so got bored and looked at the 4xx series cards, just to waste some time and noticed on that they had a gtx 475 on the list saying it was based on the gf 104, does anyone have any clue what this card will entail?
Wait, how do they pull this off? Without using a die shrink seeing as none is ready, how does Nvidia not only bump the frequency up, but enable all the shaders? I can see them bumping the clocks up a bit, cherry picking the chips, etc. But enable all 512 shaders? What changed that allowed them to do this?
i kinda figured there wasn't any real data on it, i just saw on wikipedia, and there was a 475 with a bunch of ??? under it,
but as for the 512, it's not really rocket science, as psychosaysdie said, yields are up, i'm sure even from the get go they were getting fully functional 512 cuda core chips, but, they were in such short supply they couldn't get enough to market, and they were already months behind anyways
Yields might be going up but it has to be something else. Yields going up should mean that they don't have to junk as many 480s into 470 cores. The other issue you have is the 300W limit.

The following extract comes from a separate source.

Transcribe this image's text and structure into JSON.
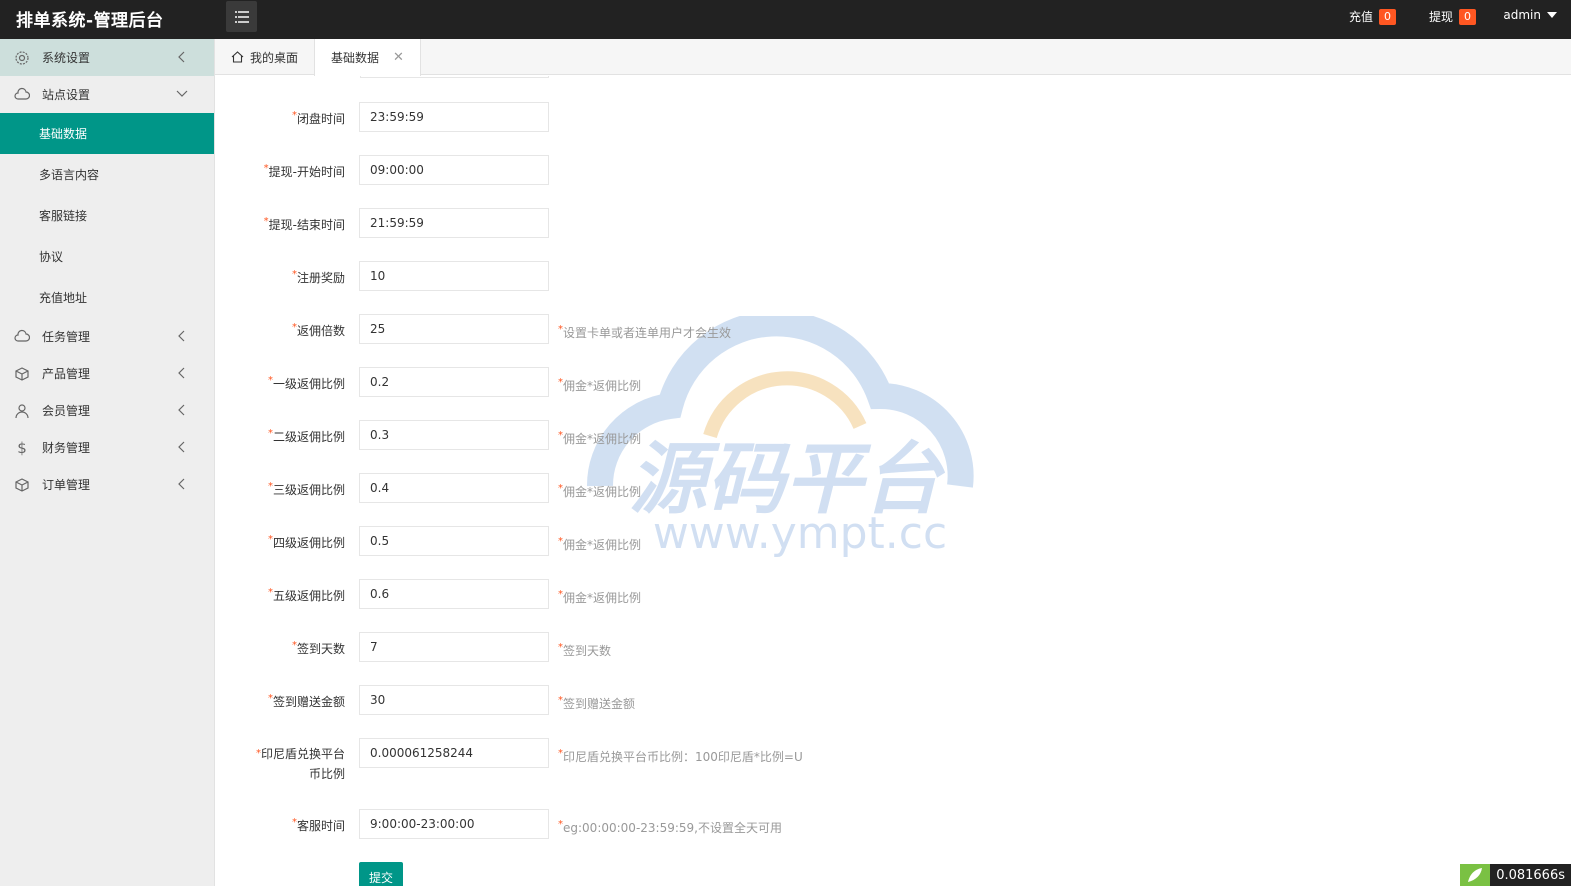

They rate the GTX480 at 250W, but its more then that. By adding in those extra cores AND raising the clocks, how do they stay under 300W?
I can understand if they added more layers to the chip so they could bump the clocks. But I can't see how they increase core and frequency and stay under 300W. What I'm wondering is did they add a metal layer? Change the transistors? Some half node come out that I didn't hear about?
I will be interesting to see what they do with the GTX 475. They are enabling all the shaders and upping the speed for the 485 but with the architecture built on 32 shader blocks they either need to leave the number of shaders the same for the GTX 475 or add 32 and give it the same number as the 480. If they leave it the same and bump up the speeds then it is just like a factory OCed 470 which is meh. If they enable 32 more it will be basically an underclocked 480 which could be a great value card for overclockers if they really only raise the price by $20-30, especially if the respin allows for higher top speeds.
You mean GTX475 right? The GTX75 is a completely different chip. You raise a good point assuming my sleep deprived mind followed correctly. If the GTX475 is based off the new GTX485, then you could have a chip thats the GTX480. If prices only go up ~$40, then you could have the "GTX480" for around $400. Still to expensive for me, but its progress.